(Provided material)

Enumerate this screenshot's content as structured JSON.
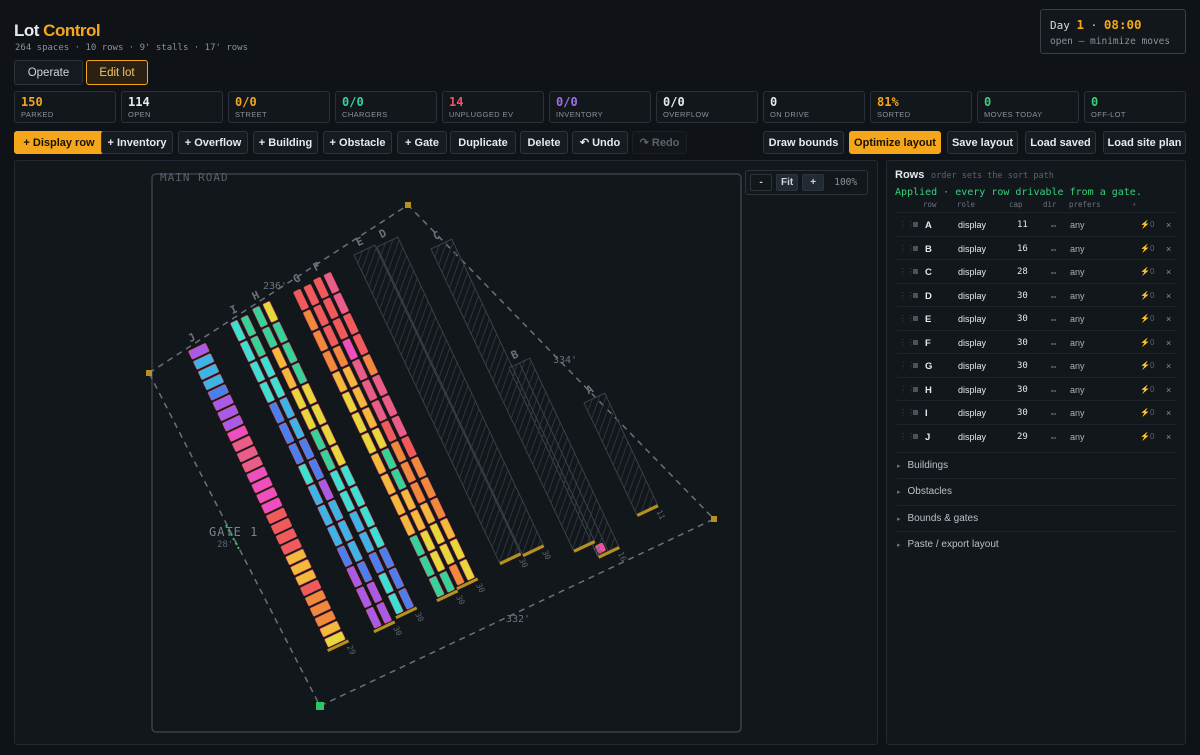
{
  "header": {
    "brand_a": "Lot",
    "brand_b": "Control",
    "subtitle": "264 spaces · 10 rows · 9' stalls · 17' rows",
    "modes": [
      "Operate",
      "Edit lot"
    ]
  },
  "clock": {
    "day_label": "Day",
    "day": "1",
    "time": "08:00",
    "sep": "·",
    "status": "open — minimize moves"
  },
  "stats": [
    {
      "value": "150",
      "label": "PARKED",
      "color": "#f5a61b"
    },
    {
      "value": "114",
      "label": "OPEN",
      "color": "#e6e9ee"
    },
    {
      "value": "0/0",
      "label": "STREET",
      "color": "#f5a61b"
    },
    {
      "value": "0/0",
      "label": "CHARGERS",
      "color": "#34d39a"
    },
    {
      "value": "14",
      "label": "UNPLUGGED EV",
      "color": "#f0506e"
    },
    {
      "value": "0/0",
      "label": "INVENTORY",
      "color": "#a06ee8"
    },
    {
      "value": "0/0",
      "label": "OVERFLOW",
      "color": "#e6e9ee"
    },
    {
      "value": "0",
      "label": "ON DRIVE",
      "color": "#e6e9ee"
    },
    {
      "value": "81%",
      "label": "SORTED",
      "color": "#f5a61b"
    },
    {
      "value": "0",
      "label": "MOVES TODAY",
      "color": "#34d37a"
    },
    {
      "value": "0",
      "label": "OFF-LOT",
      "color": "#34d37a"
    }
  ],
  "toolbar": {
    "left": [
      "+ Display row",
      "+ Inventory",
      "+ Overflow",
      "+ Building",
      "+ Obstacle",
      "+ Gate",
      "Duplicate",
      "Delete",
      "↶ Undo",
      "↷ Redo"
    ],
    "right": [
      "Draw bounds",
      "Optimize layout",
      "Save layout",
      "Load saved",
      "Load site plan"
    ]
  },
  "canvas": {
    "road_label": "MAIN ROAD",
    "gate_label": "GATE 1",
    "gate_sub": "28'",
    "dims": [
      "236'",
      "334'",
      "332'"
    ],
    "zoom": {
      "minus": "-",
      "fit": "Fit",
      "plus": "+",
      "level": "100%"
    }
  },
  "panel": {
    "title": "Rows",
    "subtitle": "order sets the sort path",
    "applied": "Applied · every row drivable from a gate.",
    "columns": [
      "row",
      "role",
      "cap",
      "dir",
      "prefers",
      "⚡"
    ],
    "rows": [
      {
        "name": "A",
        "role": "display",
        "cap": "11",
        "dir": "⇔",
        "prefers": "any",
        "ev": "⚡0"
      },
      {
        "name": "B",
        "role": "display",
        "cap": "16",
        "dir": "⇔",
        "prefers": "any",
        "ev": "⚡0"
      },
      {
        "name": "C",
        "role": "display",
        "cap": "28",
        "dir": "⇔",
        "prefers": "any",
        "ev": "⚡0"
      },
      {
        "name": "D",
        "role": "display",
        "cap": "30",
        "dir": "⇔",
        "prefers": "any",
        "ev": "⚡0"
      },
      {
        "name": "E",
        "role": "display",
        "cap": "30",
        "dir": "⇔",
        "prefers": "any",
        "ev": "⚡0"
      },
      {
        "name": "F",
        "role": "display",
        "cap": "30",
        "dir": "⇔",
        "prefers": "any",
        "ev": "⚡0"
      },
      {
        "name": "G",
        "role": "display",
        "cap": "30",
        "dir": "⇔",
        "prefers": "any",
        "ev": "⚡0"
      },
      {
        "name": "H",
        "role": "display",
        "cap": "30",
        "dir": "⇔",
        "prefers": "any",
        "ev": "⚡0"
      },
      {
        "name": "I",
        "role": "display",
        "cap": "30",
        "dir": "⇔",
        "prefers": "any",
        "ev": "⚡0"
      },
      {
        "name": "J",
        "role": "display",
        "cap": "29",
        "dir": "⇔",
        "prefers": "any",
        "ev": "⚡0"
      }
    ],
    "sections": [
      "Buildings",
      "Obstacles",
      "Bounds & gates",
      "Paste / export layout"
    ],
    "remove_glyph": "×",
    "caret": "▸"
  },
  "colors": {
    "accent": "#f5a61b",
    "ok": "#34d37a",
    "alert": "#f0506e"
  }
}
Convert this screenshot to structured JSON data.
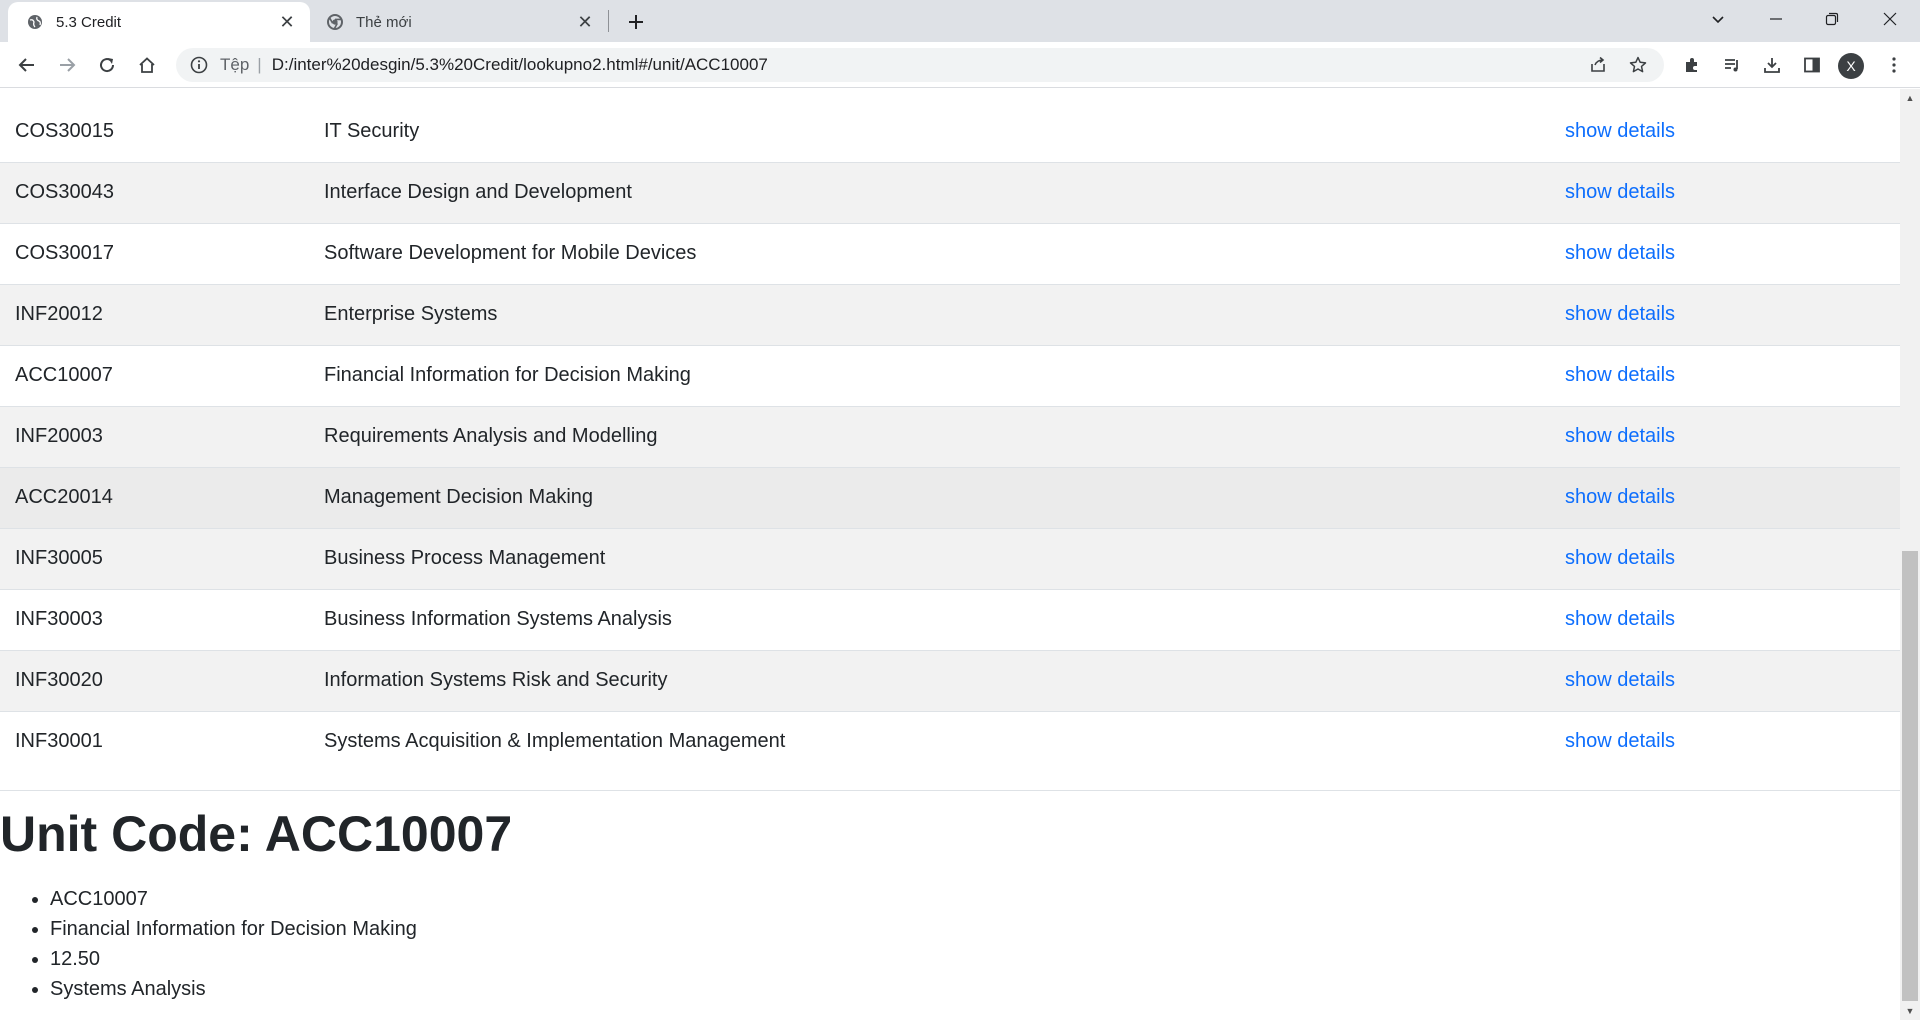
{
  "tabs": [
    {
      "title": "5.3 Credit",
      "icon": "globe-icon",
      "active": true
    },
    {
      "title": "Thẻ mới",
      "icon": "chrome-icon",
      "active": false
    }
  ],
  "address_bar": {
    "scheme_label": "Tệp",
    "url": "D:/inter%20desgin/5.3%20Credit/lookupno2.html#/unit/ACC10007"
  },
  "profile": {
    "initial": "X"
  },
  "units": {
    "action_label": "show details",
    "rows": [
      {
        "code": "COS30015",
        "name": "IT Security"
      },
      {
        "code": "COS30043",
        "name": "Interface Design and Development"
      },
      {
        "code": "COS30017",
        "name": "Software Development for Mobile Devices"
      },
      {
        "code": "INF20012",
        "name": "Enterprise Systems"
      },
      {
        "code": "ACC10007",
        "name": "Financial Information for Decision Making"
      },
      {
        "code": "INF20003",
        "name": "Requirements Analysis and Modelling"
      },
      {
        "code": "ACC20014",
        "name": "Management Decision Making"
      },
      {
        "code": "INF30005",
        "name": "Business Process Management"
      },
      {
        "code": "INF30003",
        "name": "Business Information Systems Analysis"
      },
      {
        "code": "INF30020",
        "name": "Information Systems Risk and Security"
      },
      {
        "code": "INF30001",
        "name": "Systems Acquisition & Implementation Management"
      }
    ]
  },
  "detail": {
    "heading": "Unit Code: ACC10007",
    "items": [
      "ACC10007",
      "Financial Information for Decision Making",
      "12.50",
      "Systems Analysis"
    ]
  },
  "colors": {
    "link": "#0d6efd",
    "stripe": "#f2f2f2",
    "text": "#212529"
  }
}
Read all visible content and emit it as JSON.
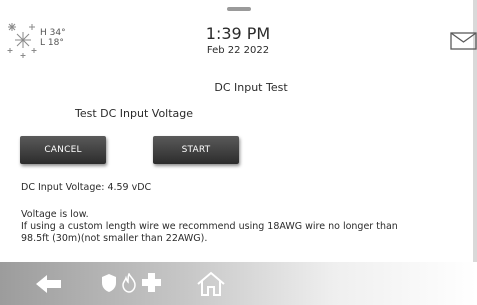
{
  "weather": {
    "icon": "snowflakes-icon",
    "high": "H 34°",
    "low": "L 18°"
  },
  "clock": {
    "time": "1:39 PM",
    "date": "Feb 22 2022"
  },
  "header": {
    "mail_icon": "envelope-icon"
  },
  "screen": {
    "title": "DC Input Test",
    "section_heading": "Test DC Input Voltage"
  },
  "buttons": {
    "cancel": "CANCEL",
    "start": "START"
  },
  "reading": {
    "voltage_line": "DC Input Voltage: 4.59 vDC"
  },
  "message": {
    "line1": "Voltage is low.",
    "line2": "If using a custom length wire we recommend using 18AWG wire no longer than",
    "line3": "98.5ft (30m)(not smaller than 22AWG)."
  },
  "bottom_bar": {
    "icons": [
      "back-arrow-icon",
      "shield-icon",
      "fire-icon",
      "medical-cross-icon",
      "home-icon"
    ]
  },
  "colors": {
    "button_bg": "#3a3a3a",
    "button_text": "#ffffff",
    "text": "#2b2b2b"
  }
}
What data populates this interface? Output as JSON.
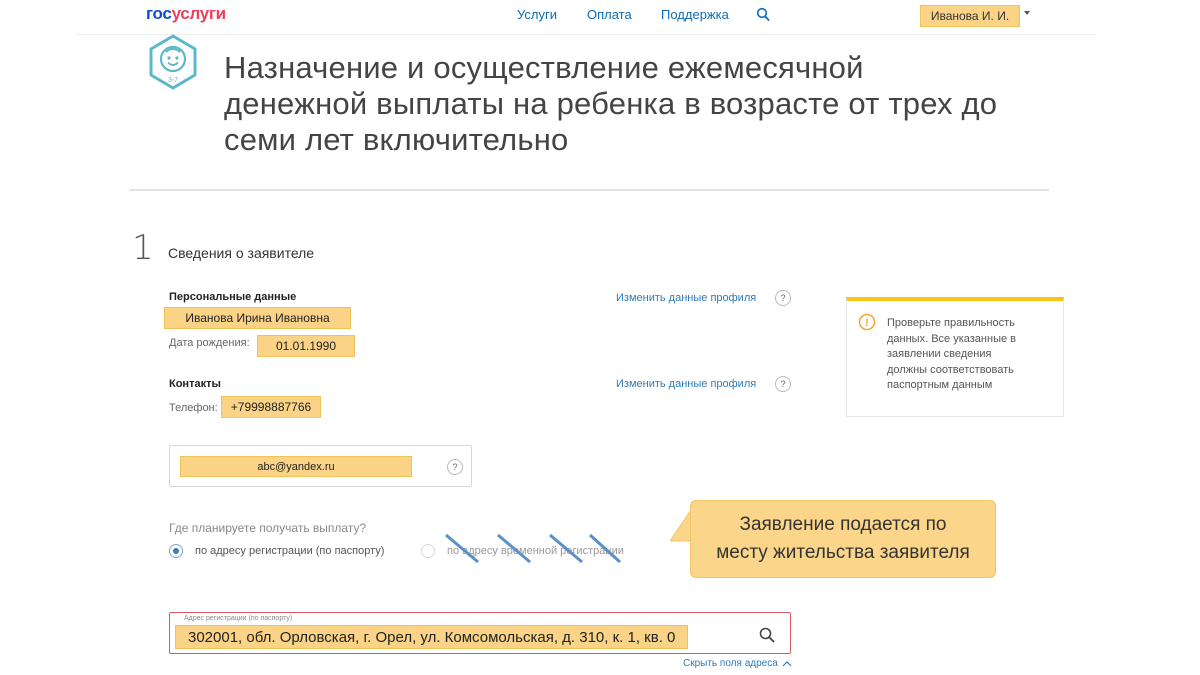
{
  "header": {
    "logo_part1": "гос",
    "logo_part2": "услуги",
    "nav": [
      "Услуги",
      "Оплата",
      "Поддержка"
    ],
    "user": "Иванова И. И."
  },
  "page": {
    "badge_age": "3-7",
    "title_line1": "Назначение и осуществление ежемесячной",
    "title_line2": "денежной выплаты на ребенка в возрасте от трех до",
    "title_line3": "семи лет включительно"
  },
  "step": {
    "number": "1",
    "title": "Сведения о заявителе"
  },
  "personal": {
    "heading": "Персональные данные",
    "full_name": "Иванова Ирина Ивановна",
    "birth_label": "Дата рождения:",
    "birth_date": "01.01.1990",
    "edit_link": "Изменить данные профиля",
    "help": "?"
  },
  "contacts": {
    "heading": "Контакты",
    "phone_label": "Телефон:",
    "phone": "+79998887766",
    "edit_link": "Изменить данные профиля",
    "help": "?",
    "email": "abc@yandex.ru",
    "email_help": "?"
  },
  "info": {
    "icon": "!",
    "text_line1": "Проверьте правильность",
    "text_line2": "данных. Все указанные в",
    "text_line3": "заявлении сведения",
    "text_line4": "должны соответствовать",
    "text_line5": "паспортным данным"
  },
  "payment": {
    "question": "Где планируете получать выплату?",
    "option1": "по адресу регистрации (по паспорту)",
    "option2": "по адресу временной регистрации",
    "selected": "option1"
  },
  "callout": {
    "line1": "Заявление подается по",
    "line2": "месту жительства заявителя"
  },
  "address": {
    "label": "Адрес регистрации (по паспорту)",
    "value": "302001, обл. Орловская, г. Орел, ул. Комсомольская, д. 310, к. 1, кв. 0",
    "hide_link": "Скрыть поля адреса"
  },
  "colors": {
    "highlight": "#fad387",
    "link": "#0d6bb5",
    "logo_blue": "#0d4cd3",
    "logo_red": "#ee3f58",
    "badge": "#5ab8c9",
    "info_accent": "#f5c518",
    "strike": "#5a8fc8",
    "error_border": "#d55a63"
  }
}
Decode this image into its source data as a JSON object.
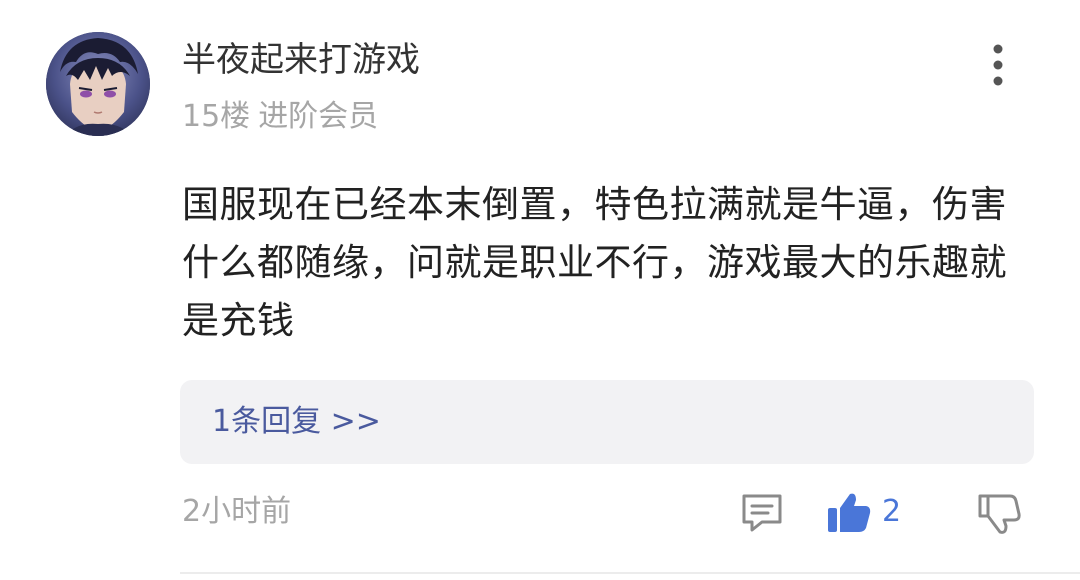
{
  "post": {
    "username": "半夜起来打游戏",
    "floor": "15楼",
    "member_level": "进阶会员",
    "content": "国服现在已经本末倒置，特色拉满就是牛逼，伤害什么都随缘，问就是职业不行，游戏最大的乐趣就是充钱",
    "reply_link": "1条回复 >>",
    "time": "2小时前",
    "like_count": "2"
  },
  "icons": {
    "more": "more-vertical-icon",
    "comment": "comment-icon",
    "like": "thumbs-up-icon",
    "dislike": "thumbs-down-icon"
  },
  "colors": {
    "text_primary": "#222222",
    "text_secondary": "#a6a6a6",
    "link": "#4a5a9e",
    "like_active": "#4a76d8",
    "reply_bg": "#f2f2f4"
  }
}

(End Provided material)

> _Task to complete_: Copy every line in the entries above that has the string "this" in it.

> _Written answer_:
Enumerate this screenshot's content as structured JSON.
Convert this screenshot to structured JSON data.
What data populates this interface? Output as JSON.
Decode this image into its source data as a JSON object.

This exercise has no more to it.